**Exercise requirements**
The copy must run from the line containing "What's the underlying" through the final line of the records, both included, exactly as written. It should contain no pictures.

**The data**
Content starts
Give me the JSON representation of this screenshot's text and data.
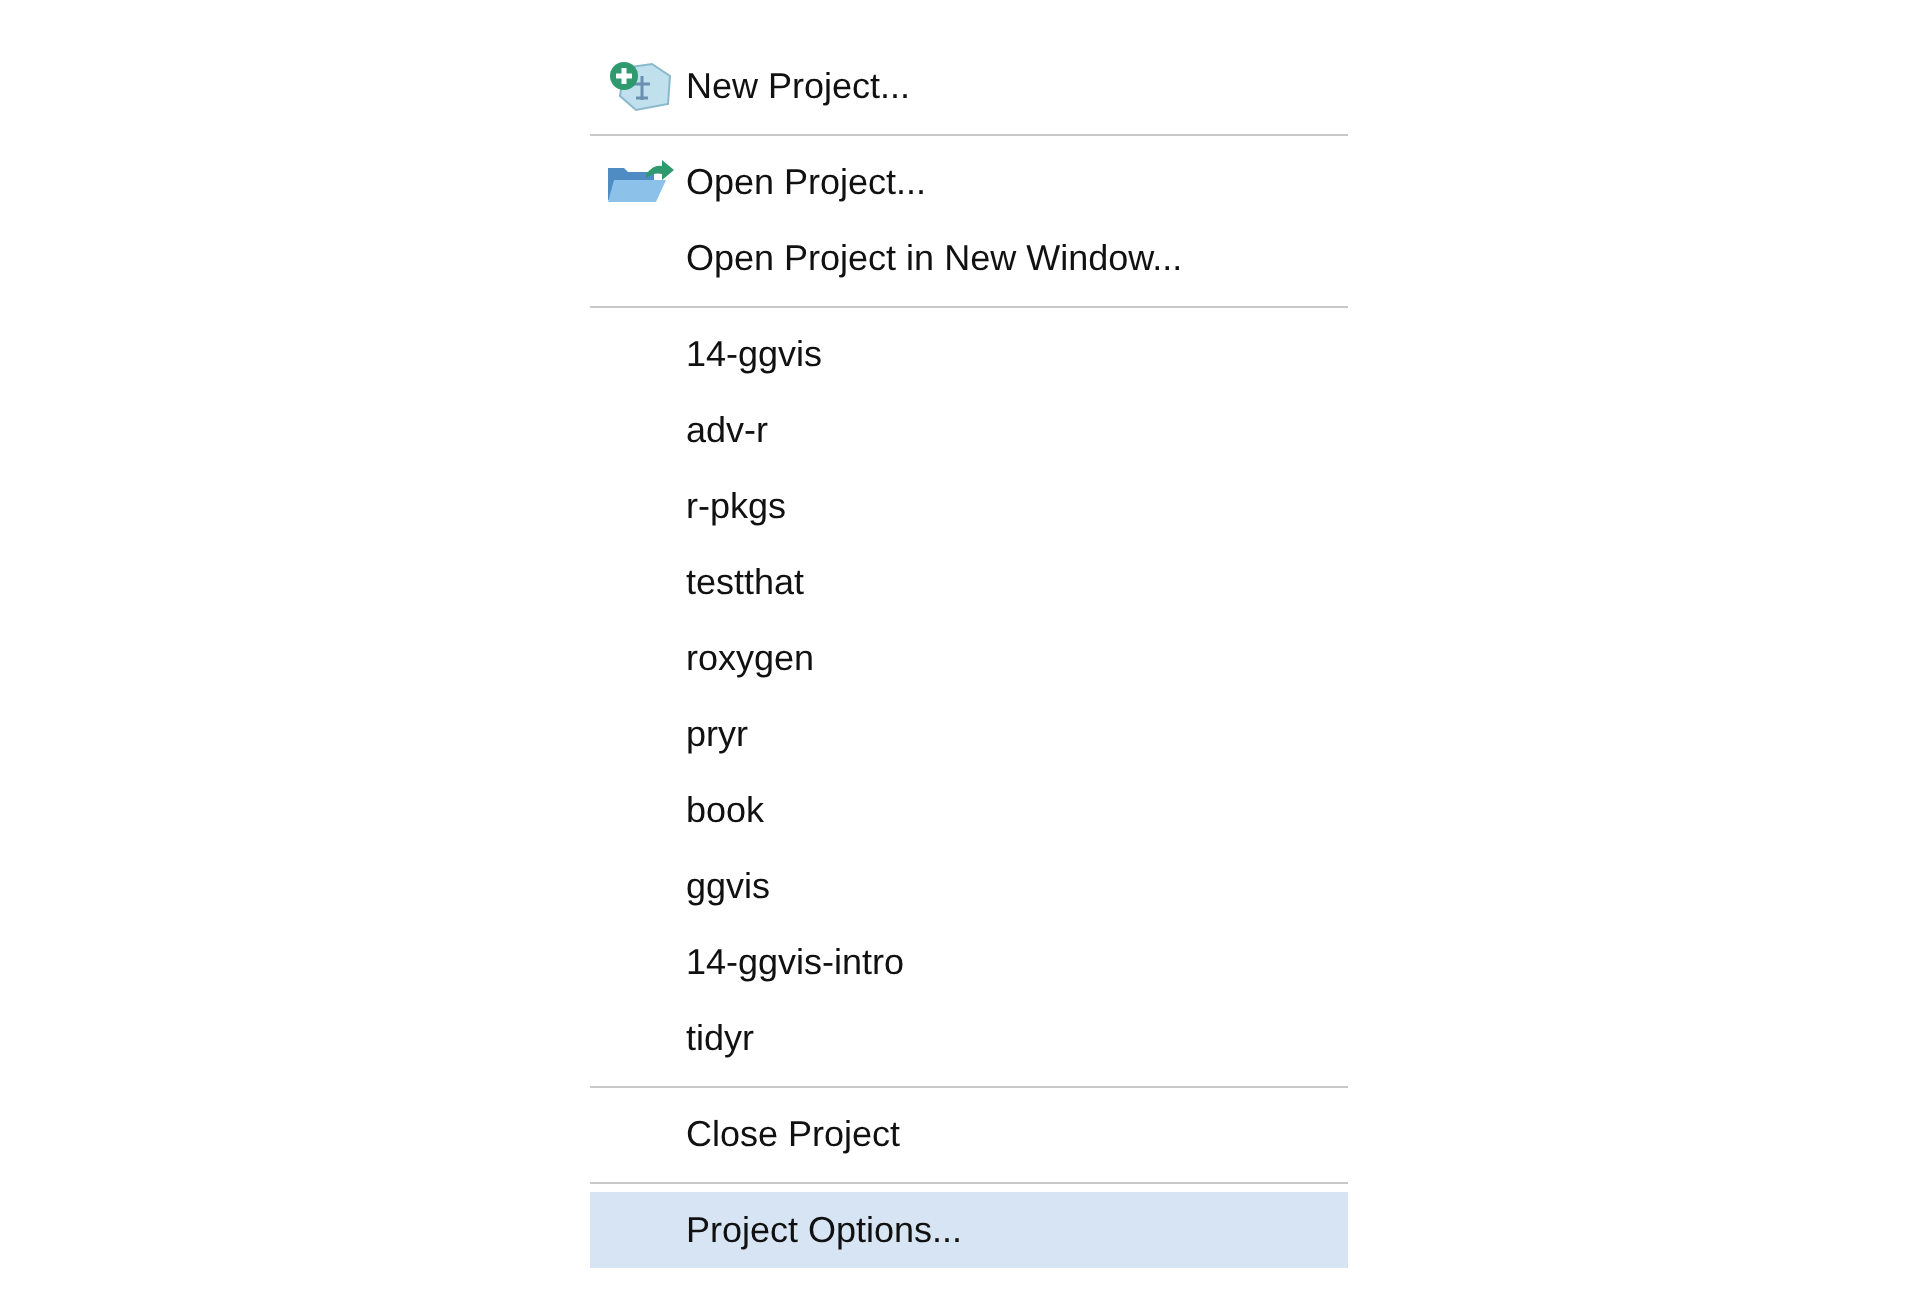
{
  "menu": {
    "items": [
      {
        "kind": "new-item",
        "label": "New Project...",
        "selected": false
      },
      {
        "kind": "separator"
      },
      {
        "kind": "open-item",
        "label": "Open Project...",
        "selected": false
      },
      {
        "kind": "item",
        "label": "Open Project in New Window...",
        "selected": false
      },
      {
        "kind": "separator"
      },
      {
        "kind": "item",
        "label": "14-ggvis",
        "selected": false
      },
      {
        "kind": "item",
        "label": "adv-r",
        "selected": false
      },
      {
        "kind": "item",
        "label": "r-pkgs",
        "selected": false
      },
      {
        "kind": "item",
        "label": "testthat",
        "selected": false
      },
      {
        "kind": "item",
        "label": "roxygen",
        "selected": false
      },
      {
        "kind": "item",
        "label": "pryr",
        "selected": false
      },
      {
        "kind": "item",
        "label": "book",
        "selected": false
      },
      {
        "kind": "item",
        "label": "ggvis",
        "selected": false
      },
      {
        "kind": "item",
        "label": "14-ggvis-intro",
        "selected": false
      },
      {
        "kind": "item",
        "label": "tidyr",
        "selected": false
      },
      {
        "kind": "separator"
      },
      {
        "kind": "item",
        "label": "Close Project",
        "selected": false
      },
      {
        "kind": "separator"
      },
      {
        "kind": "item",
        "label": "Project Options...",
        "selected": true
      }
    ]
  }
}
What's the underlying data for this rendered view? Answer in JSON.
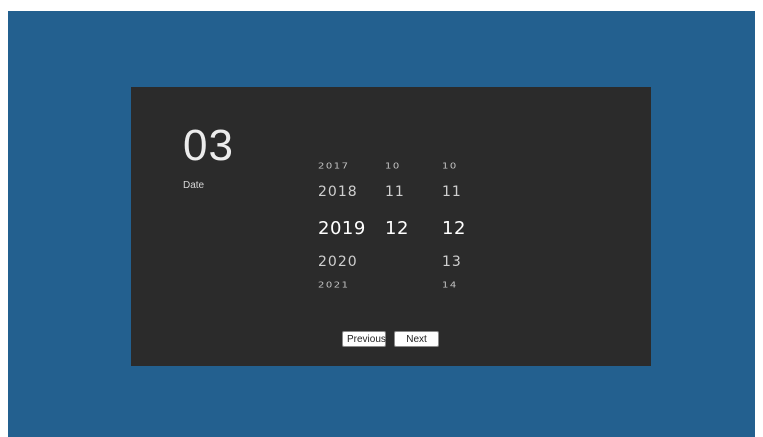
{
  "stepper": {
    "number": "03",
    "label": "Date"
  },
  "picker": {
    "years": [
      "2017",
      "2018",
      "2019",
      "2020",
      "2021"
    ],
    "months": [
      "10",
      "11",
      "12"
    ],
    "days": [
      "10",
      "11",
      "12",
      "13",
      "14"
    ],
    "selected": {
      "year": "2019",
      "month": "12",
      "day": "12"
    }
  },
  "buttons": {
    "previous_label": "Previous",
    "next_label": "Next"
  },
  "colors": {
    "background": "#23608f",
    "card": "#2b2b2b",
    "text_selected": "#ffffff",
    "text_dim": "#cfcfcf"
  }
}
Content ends
**Worked solution**
What's the underlying data for this rendered view? Answer in JSON.
{
  "stepper": {
    "number": "03",
    "label": "Date"
  },
  "picker": {
    "years": [
      "2017",
      "2018",
      "2019",
      "2020",
      "2021"
    ],
    "months": [
      "10",
      "11",
      "12"
    ],
    "days": [
      "10",
      "11",
      "12",
      "13",
      "14"
    ],
    "selected": {
      "year": "2019",
      "month": "12",
      "day": "12"
    }
  },
  "buttons": {
    "previous_label": "Previous",
    "next_label": "Next"
  },
  "colors": {
    "background": "#23608f",
    "card": "#2b2b2b",
    "text_selected": "#ffffff",
    "text_dim": "#cfcfcf"
  }
}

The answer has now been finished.